Interested in the public sector? Read how FRE alumnus, Jamie Fussell, is working to build his practice as an attorney in the areas of agricultural, environmental, and water law. In the interview, Fussell reflects back to his education in the Food and Resource Economics major and experience working in various agricultural positions including assisting the Georgia Commissioner of Agriculture, Gary Black. Read More Below:
About our Spotlight:
Name: James (Jamie) Fussell
Major: Food and Resource Economics – International Food and Resource Economics
College: College of Agricultural and Life Sciences
Graduation: Class of 2012
Current Position: Attorney – Southwest Florida Water Management District
After his graduation from the University of Mississippi School of Law, Jamie Fussell kicked off his career in the public sector by working as the assistant to Georgia Commissioner of Agriculture, Gary Black. In the position, Fussell assisted the Commissioner and the Department in addressing issues involving food safety, animal disease control, and disaster preparedness, and worked on special programs that focused on school nutrition and consumer education.
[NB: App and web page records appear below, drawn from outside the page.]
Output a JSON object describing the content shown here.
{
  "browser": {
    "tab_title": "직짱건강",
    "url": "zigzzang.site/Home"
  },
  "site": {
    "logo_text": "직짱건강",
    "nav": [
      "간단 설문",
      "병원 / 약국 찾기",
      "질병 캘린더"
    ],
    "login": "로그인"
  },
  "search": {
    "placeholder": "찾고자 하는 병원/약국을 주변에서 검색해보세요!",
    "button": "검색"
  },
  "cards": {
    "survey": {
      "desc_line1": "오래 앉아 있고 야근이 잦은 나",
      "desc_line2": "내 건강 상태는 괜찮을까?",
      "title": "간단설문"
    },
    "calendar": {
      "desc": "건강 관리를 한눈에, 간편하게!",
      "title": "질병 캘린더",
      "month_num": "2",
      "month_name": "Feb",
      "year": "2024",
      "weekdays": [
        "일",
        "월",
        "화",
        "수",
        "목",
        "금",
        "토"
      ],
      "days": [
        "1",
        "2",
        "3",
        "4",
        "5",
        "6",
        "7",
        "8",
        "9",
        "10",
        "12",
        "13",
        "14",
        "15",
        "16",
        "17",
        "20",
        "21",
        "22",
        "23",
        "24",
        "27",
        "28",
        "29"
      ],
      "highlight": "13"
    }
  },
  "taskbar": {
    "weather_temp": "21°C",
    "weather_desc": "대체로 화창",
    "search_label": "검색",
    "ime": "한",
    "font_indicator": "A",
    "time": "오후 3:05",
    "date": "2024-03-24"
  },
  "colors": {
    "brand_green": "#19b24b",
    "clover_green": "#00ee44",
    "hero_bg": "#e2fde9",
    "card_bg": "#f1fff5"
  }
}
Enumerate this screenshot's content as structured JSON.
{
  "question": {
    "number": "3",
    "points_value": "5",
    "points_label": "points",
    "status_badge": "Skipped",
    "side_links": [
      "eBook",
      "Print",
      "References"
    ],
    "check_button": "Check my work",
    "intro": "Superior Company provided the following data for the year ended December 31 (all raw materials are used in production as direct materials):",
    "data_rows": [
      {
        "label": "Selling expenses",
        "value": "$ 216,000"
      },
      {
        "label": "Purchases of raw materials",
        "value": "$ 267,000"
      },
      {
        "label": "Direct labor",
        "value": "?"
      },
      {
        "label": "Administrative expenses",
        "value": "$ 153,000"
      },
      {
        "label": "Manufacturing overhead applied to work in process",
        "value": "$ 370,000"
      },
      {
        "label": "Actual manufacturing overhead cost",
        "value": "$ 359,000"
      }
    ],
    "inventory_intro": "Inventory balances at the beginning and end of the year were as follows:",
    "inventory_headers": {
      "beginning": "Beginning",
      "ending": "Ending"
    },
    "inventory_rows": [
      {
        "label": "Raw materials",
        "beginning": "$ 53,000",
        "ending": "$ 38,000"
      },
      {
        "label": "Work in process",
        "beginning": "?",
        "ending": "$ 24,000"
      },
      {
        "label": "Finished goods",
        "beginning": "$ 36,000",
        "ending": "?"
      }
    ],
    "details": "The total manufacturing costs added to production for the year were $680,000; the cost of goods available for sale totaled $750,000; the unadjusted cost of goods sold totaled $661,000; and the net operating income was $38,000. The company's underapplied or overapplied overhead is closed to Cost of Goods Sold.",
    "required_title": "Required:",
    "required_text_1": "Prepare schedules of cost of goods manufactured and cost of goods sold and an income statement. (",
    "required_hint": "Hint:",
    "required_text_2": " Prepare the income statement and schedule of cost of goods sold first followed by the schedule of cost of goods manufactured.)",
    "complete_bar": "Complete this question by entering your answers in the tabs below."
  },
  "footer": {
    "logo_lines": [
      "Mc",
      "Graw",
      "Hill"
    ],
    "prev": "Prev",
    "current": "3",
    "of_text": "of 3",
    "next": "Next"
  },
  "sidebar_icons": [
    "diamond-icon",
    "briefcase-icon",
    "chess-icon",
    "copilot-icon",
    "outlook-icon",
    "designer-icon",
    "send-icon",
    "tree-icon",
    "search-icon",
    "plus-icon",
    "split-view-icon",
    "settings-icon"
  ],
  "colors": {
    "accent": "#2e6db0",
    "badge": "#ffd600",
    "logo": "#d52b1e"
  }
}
Working with Commissioner Black influenced Fussell’s perspective of public service and he continually reflects back on his time with the Commissioner. He has since worked as an attorney in other areas of the public sector including the Florida Department of Environmental Protection and Florida Department of Agriculture and Consumer Services in Tallahassee. Fussell presently practices law in the Southwest Florida Water Management District’s Office of General Counsel in Tampa.
How Does the Position Relate to FRE?
As a government attorney, Fussell feels his degree in Food and Resource Economics best prepared him for his career. Reflecting back to his studies in Food and Resource Economics, Fussell discusses several FRE courses stating, “One of my first FRE courses was on the valuation of natural resources. Every day, I see the value that is placed on our natural environment and the costs associated with replacing, mitigating, or preserving it. My FRE policy courses were a great foundation to many issues I see as a government attorney. Professor Olexa’s Agricultural and Natural Resource Law classes, in particular, prepared me for both law school and my career.”
FRE gave Fussell a global and local perspective of agricultural and natural resources and allowed him to develop transferable skills that he can apply directly to his profession. Fussell shared an example, “One of my professional interests is determining where the conservation of Florida’s natural environment intersects with the agricultural industry, and how both of those interests can work together to thrive in a Florida that is seeing incredible development and population growth. FRE graduates are uniquely prepared to understand and tackle a variety of issues like this one.”
Thoughts on FRE as a Graduate?
Reflecting on the Food and Resource Economics major, Fussell enjoyed the flexibility of FRE. “I like that FRE is more than just agribusiness classes. I don’t feel pigeonholed to one type of career but have the skills and knowledge to work in any field.” to quote Fussell. He also felt his involvement Alpha Gamma Rho, a fraternity focused on preparing its members for careers in the agriculture or food industry, and the College of Agricultural and Life Sciences Leadership Institute further amplified his passion for the agricultural industry.
When asked about his favorite and most educational FRE course, Fussell reflected on his capstone in International Agribusiness Marketing with Professor Sterns. “I was in a semester-long group project with a few of my AGR fraternity brothers. We created a faux gourmet orange juice product and were to export it to either Canada or South Korea. After weeks of market research for our product, we determined it was not viable to export to either country. The lesson I will always remember from that exercise is not to force something to get the desired result.” With examples like these, Fussell felt the FRE coursework was engaging and challenging and hopes future FRE students will enjoy the same. When asked for recommendations for students currently in the FRE major, he said “Don’t put yourself into a box. Join clubs, make friends (future colleagues), take advantage of study abroad opportunities, and study hard. There are so many career paths you can take as an FRE graduate.”